Please copy each line below that contains the word "JSON".

Exercise materials Block Start

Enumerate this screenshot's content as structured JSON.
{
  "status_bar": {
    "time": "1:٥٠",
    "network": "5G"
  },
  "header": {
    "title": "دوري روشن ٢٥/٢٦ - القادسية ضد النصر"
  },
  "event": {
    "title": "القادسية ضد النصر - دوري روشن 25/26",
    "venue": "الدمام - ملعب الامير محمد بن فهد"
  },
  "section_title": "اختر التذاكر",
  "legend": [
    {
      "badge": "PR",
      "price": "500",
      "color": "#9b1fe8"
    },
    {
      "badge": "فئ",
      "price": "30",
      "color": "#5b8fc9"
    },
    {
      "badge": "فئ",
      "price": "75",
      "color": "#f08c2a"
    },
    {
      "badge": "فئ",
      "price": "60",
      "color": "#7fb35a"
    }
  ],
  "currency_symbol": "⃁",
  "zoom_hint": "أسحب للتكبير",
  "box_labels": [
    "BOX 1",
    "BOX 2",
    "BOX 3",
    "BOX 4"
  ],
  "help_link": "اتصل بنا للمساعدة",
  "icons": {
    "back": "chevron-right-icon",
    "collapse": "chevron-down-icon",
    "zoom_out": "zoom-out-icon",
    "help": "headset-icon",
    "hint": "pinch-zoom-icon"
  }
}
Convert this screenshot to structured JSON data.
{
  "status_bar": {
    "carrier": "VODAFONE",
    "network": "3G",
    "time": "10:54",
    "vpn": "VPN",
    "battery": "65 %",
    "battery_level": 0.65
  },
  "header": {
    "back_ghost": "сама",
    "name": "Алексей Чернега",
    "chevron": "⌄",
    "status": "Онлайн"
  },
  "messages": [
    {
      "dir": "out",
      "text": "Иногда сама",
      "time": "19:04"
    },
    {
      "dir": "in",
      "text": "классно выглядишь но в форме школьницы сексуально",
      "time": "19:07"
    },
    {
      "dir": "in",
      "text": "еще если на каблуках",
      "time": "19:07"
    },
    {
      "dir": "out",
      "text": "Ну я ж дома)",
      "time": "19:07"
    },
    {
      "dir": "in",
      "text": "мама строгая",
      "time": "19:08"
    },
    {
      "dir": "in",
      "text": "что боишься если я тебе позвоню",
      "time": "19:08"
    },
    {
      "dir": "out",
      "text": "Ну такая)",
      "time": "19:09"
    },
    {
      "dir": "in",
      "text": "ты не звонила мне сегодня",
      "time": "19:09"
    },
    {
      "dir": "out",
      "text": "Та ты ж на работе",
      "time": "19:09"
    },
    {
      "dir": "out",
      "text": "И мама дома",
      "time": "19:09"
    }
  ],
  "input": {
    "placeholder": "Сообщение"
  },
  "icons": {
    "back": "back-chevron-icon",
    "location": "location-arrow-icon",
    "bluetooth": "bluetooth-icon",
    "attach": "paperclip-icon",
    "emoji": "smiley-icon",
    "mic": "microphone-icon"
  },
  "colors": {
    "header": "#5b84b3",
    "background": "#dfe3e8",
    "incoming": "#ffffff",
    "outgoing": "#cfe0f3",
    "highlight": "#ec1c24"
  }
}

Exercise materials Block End

### Exercise response:
Enumerate this screenshot's content as structured JSON.
Convert this screenshot to structured JSON data.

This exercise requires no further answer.